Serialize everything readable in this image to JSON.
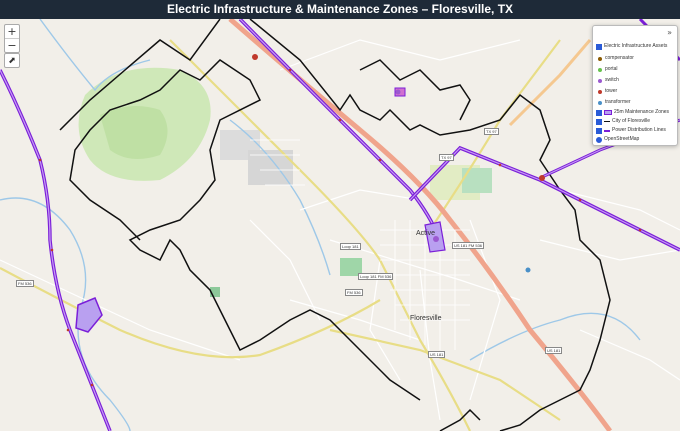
{
  "title": "Electric Infrastructure & Maintenance Zones – Floresville, TX",
  "controls": {
    "zoom_in": "+",
    "zoom_out": "−",
    "measure": "⬈"
  },
  "legend": {
    "collapse_glyph": "»",
    "group_label": "Electric Infrastructure Assets",
    "assets": [
      {
        "label": "compensator",
        "color": "#8a5a00"
      },
      {
        "label": "portal",
        "color": "#66c24c"
      },
      {
        "label": "switch",
        "color": "#9b59d0"
      },
      {
        "label": "tower",
        "color": "#c0392b"
      },
      {
        "label": "transformer",
        "color": "#4a90c8"
      }
    ],
    "layers": [
      {
        "label": "25m Maintenance Zones",
        "swatch": "zone"
      },
      {
        "label": "City of Floresville",
        "swatch": "city"
      },
      {
        "label": "Power Distribution Lines",
        "swatch": "power"
      },
      {
        "label": "OpenStreetMap",
        "swatch": "none"
      }
    ]
  },
  "map_labels": {
    "active": "Active",
    "town": "Floresville",
    "loop181_a": "Loop 181",
    "loop181_b": "Loop 181 FM 536",
    "fm536": "FM 536",
    "fm536_b": "FM 536",
    "us181_a": "US 181 FM 536",
    "us181_b": "US 181",
    "tx97_a": "TX 97",
    "tx97_b": "TX 97",
    "us181_c": "US 181"
  },
  "colors": {
    "power_line": "#7b1fd8",
    "zone_fill": "#b9a0f0",
    "city_boundary": "#111111",
    "road_major": "#f0a48c",
    "road_secondary": "#e8dd86",
    "title_bg": "#1e2a38"
  }
}
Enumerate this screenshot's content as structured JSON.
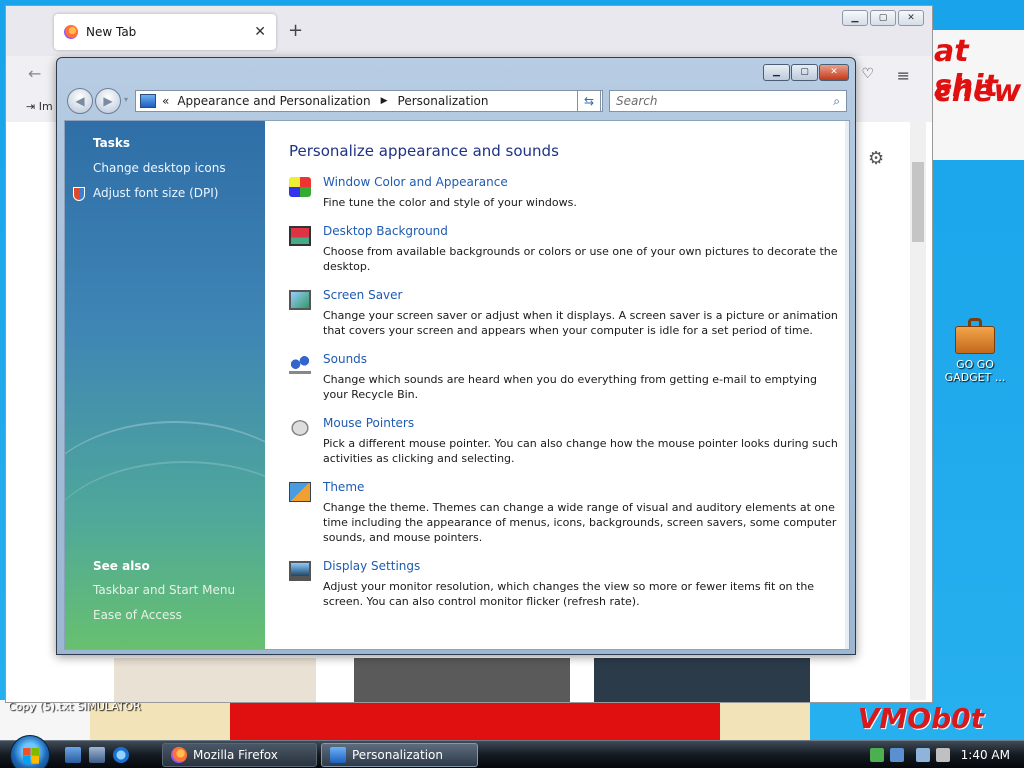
{
  "desktop": {
    "paint_line1": "at shit",
    "paint_line2": "chew",
    "icon_label": "GO GO GADGET ...",
    "bottom_label": "Copy (5).txt    SIMULATOR",
    "watermark": "VMOb0t"
  },
  "firefox": {
    "tab_title": "New Tab",
    "bookmark_text": "Im",
    "newtab_symbol": "+",
    "close_symbol": "✕"
  },
  "cp": {
    "breadcrumb": {
      "prefix": "«",
      "part1": "Appearance and Personalization",
      "part2": "Personalization"
    },
    "search_placeholder": "Search",
    "tasks": {
      "title": "Tasks",
      "items": [
        "Change desktop icons",
        "Adjust font size (DPI)"
      ]
    },
    "see_also": {
      "title": "See also",
      "items": [
        "Taskbar and Start Menu",
        "Ease of Access"
      ]
    },
    "heading": "Personalize appearance and sounds",
    "items": [
      {
        "icon": "window-color-icon",
        "title": "Window Color and Appearance",
        "desc": "Fine tune the color and style of your windows."
      },
      {
        "icon": "desktop-background-icon",
        "title": "Desktop Background",
        "desc": "Choose from available backgrounds or colors or use one of your own pictures to decorate the desktop."
      },
      {
        "icon": "screen-saver-icon",
        "title": "Screen Saver",
        "desc": "Change your screen saver or adjust when it displays. A screen saver is a picture or animation that covers your screen and appears when your computer is idle for a set period of time."
      },
      {
        "icon": "sounds-icon",
        "title": "Sounds",
        "desc": "Change which sounds are heard when you do everything from getting e-mail to emptying your Recycle Bin."
      },
      {
        "icon": "mouse-pointers-icon",
        "title": "Mouse Pointers",
        "desc": "Pick a different mouse pointer. You can also change how the mouse pointer looks during such activities as clicking and selecting."
      },
      {
        "icon": "theme-icon",
        "title": "Theme",
        "desc": "Change the theme. Themes can change a wide range of visual and auditory elements at one time including the appearance of menus, icons, backgrounds, screen savers, some computer sounds, and mouse pointers."
      },
      {
        "icon": "display-settings-icon",
        "title": "Display Settings",
        "desc": "Adjust your monitor resolution, which changes the view so more or fewer items fit on the screen. You can also control monitor flicker (refresh rate)."
      }
    ]
  },
  "taskbar": {
    "buttons": [
      "Mozilla Firefox",
      "Personalization"
    ],
    "clock": "1:40 AM"
  },
  "colors": {
    "link_blue": "#1e5bb2",
    "heading_blue": "#1e3287",
    "desktop_blue": "#1aa0e8"
  }
}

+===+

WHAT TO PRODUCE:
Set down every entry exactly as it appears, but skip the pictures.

SOLUTION TO THE EXERCISE:
Serialize everything readable in this image to JSON.
{
  "title": "Electric Infrastructure & Maintenance Zones – Floresville, TX",
  "controls": {
    "zoom_in": "+",
    "zoom_out": "−",
    "measure": "⬈"
  },
  "legend": {
    "collapse_glyph": "»",
    "group_label": "Electric Infrastructure Assets",
    "assets": [
      {
        "label": "compensator",
        "color": "#8a5a00"
      },
      {
        "label": "portal",
        "color": "#66c24c"
      },
      {
        "label": "switch",
        "color": "#9b59d0"
      },
      {
        "label": "tower",
        "color": "#c0392b"
      },
      {
        "label": "transformer",
        "color": "#4a90c8"
      }
    ],
    "layers": [
      {
        "label": "25m Maintenance Zones",
        "swatch": "zone"
      },
      {
        "label": "City of Floresville",
        "swatch": "city"
      },
      {
        "label": "Power Distribution Lines",
        "swatch": "power"
      },
      {
        "label": "OpenStreetMap",
        "swatch": "none"
      }
    ]
  },
  "map_labels": {
    "active": "Active",
    "town": "Floresville",
    "loop181_a": "Loop 181",
    "loop181_b": "Loop 181 FM 536",
    "fm536": "FM 536",
    "fm536_b": "FM 536",
    "us181_a": "US 181 FM 536",
    "us181_b": "US 181",
    "tx97_a": "TX 97",
    "tx97_b": "TX 97",
    "us181_c": "US 181"
  },
  "colors": {
    "power_line": "#7b1fd8",
    "zone_fill": "#b9a0f0",
    "city_boundary": "#111111",
    "road_major": "#f0a48c",
    "road_secondary": "#e8dd86",
    "title_bg": "#1e2a38"
  }
}
Enumerate this screenshot's content as structured JSON.
{
  "desktop": {
    "paint_line1": "at shit",
    "paint_line2": "chew",
    "icon_label": "GO GO GADGET ...",
    "bottom_label": "Copy (5).txt    SIMULATOR",
    "watermark": "VMOb0t"
  },
  "firefox": {
    "tab_title": "New Tab",
    "bookmark_text": "Im",
    "newtab_symbol": "+",
    "close_symbol": "✕"
  },
  "cp": {
    "breadcrumb": {
      "prefix": "«",
      "part1": "Appearance and Personalization",
      "part2": "Personalization"
    },
    "search_placeholder": "Search",
    "tasks": {
      "title": "Tasks",
      "items": [
        "Change desktop icons",
        "Adjust font size (DPI)"
      ]
    },
    "see_also": {
      "title": "See also",
      "items": [
        "Taskbar and Start Menu",
        "Ease of Access"
      ]
    },
    "heading": "Personalize appearance and sounds",
    "items": [
      {
        "icon": "window-color-icon",
        "title": "Window Color and Appearance",
        "desc": "Fine tune the color and style of your windows."
      },
      {
        "icon": "desktop-background-icon",
        "title": "Desktop Background",
        "desc": "Choose from available backgrounds or colors or use one of your own pictures to decorate the desktop."
      },
      {
        "icon": "screen-saver-icon",
        "title": "Screen Saver",
        "desc": "Change your screen saver or adjust when it displays. A screen saver is a picture or animation that covers your screen and appears when your computer is idle for a set period of time."
      },
      {
        "icon": "sounds-icon",
        "title": "Sounds",
        "desc": "Change which sounds are heard when you do everything from getting e-mail to emptying your Recycle Bin."
      },
      {
        "icon": "mouse-pointers-icon",
        "title": "Mouse Pointers",
        "desc": "Pick a different mouse pointer. You can also change how the mouse pointer looks during such activities as clicking and selecting."
      },
      {
        "icon": "theme-icon",
        "title": "Theme",
        "desc": "Change the theme. Themes can change a wide range of visual and auditory elements at one time including the appearance of menus, icons, backgrounds, screen savers, some computer sounds, and mouse pointers."
      },
      {
        "icon": "display-settings-icon",
        "title": "Display Settings",
        "desc": "Adjust your monitor resolution, which changes the view so more or fewer items fit on the screen. You can also control monitor flicker (refresh rate)."
      }
    ]
  },
  "taskbar": {
    "buttons": [
      "Mozilla Firefox",
      "Personalization"
    ],
    "clock": "1:40 AM"
  },
  "colors": {
    "link_blue": "#1e5bb2",
    "heading_blue": "#1e3287",
    "desktop_blue": "#1aa0e8"
  }
}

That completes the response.